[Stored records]
------------------------
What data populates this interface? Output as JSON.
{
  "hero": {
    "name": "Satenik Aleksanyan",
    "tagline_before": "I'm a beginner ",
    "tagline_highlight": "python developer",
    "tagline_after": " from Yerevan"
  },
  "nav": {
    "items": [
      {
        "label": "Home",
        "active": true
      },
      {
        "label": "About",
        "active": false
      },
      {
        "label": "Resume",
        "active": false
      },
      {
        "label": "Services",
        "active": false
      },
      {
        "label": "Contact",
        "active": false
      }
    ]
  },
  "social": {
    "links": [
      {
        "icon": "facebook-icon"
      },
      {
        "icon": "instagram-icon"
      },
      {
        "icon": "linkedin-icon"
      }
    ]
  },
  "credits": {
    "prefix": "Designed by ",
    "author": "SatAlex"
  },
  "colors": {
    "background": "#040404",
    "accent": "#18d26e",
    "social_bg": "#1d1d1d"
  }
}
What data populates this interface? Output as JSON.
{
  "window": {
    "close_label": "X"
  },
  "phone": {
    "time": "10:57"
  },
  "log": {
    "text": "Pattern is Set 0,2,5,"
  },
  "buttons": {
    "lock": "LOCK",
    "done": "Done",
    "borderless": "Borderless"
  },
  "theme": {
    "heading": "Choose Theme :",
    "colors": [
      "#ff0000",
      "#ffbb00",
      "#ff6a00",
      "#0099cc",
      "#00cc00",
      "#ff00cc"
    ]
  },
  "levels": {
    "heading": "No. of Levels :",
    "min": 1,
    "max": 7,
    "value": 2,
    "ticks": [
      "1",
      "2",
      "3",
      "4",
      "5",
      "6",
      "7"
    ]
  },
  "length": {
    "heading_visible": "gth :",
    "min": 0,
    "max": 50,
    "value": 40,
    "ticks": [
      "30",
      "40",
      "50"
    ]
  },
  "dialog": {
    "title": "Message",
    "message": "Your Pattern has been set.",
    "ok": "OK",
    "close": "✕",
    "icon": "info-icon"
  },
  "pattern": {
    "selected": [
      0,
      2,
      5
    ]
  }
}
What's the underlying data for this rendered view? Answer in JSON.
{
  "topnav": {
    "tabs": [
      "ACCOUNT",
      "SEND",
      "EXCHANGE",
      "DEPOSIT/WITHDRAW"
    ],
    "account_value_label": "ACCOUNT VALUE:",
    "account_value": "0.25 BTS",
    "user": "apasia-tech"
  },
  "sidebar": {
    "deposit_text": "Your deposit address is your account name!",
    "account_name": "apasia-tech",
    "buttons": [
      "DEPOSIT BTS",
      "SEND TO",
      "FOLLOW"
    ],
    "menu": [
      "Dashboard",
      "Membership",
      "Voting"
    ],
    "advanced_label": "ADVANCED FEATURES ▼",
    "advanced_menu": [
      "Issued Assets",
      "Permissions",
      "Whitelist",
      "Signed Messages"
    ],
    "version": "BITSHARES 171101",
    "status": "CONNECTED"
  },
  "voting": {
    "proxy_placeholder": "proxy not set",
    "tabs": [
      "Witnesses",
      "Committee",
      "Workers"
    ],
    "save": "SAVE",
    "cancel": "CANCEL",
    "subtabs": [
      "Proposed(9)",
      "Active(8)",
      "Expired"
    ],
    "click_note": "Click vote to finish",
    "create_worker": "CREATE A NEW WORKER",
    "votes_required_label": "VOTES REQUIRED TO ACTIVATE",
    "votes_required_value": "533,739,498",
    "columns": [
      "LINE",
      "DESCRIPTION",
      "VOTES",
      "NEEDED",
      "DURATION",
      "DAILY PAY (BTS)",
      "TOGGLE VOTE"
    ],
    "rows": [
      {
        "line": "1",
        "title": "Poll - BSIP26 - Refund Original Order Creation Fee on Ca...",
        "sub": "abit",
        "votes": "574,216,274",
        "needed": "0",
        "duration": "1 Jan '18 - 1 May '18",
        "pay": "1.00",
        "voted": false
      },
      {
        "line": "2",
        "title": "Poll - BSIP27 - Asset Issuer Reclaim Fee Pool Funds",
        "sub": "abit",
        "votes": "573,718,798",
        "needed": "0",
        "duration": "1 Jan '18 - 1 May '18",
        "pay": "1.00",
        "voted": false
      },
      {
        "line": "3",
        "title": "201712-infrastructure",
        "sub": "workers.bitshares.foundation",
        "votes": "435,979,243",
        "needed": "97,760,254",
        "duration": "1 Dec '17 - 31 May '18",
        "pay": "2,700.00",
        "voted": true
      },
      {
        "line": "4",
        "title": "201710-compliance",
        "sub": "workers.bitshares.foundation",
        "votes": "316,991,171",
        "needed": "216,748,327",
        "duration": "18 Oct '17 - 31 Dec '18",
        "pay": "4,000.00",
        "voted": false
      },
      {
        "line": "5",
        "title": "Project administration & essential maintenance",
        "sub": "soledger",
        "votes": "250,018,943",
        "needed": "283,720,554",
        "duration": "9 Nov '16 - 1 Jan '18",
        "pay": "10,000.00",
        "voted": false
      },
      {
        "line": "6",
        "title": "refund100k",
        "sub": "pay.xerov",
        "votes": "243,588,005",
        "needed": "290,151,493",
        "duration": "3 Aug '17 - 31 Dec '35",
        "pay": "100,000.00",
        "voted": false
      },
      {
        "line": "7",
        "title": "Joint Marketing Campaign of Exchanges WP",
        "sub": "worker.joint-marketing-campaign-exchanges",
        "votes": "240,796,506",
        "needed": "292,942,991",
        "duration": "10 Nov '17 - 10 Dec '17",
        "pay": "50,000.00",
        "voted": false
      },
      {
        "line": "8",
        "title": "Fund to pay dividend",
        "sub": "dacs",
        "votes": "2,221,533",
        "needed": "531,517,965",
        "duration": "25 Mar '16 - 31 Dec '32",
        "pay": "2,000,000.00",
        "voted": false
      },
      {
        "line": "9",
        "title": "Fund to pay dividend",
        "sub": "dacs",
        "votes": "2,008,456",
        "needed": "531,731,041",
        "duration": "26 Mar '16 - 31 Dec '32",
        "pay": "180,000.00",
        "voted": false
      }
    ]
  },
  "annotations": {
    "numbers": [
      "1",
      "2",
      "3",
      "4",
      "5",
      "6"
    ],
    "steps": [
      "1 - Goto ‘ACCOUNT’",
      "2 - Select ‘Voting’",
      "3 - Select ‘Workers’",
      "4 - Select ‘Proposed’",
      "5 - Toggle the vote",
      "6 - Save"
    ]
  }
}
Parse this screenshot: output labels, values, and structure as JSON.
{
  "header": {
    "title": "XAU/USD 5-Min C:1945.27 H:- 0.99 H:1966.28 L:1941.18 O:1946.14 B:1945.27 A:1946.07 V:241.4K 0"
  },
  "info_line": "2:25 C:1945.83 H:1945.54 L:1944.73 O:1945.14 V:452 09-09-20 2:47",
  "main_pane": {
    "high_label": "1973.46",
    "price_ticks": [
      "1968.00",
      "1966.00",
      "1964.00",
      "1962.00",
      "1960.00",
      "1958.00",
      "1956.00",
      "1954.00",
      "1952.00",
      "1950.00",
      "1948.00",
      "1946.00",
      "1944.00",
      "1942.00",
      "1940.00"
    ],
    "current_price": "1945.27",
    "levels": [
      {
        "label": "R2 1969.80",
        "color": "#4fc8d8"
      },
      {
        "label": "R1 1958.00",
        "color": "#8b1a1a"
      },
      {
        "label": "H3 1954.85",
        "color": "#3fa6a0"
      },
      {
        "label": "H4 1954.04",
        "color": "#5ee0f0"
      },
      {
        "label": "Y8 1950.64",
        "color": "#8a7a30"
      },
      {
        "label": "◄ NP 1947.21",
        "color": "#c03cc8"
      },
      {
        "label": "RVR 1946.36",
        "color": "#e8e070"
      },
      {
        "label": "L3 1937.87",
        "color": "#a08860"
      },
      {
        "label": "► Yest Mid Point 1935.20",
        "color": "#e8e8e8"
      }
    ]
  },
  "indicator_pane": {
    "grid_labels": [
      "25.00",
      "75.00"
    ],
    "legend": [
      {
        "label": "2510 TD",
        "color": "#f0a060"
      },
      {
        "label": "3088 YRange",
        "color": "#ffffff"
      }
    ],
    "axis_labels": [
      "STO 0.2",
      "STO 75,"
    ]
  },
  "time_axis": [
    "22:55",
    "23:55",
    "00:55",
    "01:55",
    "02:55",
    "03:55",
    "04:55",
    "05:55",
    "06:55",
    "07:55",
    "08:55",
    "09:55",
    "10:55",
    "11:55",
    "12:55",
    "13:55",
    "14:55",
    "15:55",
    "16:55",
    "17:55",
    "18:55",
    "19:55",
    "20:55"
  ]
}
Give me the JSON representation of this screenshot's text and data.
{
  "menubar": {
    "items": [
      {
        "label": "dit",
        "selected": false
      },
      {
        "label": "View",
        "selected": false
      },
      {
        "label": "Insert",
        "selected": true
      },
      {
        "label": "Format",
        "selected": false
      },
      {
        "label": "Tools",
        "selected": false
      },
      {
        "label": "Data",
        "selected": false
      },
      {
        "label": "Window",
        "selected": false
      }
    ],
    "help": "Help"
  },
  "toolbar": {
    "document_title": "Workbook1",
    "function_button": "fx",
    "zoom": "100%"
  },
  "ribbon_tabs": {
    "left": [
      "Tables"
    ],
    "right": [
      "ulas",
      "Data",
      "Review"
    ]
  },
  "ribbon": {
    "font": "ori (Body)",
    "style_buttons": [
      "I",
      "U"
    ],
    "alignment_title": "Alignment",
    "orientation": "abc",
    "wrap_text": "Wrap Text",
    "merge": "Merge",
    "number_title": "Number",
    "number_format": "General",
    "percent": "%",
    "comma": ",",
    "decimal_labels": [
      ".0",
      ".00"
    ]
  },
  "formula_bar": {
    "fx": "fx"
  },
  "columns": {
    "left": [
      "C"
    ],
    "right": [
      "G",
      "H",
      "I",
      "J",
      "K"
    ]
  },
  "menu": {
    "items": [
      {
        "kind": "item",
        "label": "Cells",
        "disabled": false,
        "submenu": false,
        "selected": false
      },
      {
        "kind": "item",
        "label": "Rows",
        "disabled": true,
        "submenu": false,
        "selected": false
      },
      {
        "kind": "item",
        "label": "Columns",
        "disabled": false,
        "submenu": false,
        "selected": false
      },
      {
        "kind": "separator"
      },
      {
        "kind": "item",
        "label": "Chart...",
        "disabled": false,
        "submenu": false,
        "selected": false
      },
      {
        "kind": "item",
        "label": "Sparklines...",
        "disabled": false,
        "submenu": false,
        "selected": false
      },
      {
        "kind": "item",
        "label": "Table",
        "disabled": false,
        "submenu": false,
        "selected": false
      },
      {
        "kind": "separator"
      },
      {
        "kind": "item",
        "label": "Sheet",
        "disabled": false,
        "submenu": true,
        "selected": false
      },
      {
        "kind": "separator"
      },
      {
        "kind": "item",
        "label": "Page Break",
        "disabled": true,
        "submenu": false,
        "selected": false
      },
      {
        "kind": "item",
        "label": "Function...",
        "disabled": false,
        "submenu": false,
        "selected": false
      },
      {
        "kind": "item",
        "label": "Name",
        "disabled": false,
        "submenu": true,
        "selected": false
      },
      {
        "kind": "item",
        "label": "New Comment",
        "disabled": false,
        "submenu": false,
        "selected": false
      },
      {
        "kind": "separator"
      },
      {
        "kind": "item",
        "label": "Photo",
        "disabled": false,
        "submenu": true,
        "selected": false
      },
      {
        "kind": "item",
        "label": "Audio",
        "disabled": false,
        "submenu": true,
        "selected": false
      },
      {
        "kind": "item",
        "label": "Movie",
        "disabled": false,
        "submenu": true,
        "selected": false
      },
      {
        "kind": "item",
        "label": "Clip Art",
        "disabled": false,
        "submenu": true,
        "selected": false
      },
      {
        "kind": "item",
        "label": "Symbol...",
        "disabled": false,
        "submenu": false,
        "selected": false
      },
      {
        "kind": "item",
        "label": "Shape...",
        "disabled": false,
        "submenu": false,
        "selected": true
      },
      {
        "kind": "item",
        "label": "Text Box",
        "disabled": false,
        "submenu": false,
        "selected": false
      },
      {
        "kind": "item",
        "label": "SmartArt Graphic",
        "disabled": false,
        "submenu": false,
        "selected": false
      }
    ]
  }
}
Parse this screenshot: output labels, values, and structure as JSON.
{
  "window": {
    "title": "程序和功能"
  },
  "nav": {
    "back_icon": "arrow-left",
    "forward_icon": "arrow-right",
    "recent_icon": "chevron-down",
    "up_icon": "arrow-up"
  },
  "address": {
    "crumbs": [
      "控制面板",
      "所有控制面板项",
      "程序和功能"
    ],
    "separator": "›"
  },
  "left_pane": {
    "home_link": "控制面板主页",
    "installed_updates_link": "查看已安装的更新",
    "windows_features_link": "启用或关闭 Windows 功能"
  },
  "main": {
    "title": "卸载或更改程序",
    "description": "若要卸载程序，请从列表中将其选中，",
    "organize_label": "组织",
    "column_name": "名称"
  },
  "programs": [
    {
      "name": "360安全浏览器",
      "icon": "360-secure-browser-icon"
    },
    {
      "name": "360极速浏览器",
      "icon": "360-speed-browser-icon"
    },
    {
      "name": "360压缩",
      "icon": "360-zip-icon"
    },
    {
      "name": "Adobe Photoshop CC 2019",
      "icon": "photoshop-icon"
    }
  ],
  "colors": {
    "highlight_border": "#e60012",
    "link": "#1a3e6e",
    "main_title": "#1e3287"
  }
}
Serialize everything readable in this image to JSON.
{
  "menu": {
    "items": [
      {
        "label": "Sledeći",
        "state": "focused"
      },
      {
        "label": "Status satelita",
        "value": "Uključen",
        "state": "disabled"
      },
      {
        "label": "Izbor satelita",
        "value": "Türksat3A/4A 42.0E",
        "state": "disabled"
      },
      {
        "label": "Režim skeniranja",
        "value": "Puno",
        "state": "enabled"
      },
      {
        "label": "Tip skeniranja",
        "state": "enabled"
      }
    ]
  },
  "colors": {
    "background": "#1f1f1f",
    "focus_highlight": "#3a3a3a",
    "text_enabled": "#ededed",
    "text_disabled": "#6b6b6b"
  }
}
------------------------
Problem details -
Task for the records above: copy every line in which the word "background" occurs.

Exercise output -
    "background": "#040404",
    "background": "#1f1f1f",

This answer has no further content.